◆ SUPPLIED RECORDS ◆
┌────────

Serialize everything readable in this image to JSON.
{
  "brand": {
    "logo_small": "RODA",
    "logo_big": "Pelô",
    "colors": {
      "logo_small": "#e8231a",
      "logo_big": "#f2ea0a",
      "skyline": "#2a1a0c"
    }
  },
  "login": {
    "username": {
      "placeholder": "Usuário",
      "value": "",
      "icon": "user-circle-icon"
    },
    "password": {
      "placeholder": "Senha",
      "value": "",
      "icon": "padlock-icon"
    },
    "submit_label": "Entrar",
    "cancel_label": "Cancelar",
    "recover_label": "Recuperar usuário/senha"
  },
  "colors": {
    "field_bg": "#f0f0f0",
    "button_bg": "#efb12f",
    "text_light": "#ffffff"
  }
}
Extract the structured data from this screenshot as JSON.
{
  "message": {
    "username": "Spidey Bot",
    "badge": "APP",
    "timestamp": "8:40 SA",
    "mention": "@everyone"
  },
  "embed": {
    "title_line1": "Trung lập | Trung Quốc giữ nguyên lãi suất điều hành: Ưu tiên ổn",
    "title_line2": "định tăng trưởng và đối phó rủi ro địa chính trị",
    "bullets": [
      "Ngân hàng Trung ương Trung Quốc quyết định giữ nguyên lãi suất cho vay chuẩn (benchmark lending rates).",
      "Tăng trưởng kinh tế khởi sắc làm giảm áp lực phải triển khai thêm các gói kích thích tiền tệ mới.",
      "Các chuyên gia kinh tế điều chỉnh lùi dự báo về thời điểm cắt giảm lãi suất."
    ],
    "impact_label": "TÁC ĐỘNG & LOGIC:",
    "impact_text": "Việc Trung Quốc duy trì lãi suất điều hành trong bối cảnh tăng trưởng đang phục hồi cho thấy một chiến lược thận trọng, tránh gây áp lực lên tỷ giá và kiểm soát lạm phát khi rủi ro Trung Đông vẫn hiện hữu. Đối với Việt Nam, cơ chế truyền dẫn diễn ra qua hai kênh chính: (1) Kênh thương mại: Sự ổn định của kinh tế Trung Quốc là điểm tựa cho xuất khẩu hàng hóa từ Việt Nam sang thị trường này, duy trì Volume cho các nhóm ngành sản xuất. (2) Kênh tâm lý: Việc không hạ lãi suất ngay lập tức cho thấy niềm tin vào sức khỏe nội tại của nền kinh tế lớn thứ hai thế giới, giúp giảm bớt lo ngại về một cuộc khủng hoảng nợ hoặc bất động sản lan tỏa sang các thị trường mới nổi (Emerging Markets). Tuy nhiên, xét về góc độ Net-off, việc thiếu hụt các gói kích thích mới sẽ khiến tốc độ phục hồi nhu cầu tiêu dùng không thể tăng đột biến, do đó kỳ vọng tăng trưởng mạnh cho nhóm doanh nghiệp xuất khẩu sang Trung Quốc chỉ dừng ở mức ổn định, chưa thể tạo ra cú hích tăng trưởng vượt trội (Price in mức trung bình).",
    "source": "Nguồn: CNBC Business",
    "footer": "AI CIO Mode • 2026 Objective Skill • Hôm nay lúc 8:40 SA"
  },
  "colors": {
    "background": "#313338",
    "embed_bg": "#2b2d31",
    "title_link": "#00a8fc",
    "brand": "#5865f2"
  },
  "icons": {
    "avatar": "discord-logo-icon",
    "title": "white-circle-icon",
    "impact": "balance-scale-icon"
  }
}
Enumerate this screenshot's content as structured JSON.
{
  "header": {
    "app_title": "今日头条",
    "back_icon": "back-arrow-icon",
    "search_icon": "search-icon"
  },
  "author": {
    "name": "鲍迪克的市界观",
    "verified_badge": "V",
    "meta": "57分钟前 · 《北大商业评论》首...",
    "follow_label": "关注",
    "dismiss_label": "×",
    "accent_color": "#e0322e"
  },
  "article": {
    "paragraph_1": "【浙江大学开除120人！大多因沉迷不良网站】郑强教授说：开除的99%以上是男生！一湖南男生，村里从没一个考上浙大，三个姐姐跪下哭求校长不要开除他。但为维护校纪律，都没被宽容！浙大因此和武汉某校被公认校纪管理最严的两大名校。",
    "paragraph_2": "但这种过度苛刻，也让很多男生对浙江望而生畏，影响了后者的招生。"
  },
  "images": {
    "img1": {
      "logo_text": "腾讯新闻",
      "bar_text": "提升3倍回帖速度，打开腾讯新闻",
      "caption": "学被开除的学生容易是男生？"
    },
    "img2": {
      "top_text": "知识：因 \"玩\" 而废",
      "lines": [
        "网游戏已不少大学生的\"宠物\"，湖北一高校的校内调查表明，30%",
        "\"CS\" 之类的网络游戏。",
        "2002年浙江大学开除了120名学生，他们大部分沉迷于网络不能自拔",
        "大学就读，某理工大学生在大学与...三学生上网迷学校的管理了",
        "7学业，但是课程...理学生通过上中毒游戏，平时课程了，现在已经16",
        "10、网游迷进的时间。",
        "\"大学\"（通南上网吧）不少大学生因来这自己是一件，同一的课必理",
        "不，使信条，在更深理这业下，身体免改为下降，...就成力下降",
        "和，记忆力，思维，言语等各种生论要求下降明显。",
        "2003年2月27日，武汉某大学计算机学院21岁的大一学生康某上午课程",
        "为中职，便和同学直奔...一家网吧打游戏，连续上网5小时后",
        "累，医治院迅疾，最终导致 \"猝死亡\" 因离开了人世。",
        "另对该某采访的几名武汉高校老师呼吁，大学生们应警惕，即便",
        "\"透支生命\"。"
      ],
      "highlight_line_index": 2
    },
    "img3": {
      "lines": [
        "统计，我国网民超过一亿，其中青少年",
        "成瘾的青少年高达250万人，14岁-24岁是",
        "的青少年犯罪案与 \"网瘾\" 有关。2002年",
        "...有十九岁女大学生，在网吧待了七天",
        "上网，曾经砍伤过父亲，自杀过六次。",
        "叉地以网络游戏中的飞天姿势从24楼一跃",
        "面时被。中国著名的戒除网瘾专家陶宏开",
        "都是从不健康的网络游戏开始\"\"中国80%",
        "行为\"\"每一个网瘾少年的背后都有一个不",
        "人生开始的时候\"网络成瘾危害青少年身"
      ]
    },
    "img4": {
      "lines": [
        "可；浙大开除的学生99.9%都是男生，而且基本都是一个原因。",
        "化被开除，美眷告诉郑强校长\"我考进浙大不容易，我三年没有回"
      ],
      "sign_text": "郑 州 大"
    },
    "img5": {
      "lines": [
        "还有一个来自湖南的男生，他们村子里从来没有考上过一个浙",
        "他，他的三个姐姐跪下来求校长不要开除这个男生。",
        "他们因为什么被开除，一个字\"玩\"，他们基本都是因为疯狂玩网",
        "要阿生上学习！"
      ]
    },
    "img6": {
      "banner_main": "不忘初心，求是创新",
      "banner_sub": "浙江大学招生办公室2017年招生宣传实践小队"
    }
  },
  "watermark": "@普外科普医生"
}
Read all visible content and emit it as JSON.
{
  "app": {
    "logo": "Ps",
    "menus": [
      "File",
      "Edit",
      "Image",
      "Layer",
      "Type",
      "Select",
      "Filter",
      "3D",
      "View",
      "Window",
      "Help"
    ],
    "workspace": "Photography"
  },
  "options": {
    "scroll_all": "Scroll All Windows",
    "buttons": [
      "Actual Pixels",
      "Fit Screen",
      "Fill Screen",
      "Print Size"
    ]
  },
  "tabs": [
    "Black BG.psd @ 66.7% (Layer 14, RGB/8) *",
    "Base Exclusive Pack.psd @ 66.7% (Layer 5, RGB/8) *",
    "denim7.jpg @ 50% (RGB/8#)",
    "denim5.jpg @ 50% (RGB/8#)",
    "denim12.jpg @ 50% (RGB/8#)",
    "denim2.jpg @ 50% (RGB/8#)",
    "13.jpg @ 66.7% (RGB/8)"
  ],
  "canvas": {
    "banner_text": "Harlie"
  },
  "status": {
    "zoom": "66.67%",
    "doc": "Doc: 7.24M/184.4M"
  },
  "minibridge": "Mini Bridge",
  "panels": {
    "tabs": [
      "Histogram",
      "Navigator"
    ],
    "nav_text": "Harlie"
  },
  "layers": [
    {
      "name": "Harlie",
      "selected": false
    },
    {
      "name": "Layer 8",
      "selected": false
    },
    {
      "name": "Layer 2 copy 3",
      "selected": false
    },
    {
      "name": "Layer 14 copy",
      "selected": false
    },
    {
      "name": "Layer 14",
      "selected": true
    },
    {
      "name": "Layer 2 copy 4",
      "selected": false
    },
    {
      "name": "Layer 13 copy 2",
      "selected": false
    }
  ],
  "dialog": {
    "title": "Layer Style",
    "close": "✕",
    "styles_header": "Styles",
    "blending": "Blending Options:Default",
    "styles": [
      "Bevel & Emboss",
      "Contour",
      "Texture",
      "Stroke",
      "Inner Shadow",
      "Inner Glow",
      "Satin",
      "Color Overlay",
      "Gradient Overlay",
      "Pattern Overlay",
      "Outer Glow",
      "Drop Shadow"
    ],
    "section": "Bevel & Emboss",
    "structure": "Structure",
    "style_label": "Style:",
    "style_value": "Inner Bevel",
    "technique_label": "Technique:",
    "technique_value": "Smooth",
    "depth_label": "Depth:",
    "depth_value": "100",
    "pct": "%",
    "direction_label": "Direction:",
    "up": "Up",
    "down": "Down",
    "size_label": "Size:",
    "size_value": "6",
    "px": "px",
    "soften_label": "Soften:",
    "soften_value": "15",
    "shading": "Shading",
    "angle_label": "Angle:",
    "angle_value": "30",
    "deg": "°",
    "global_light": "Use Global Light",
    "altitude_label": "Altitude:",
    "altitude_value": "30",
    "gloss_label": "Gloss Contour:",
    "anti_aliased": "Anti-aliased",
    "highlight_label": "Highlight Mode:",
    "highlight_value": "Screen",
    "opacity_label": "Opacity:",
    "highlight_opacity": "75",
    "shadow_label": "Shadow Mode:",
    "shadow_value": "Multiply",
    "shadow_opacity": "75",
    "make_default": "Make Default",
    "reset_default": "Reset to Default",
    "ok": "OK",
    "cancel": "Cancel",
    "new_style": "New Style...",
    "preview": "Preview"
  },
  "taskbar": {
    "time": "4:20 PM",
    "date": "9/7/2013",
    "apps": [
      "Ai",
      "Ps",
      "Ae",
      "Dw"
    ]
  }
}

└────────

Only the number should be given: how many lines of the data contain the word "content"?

2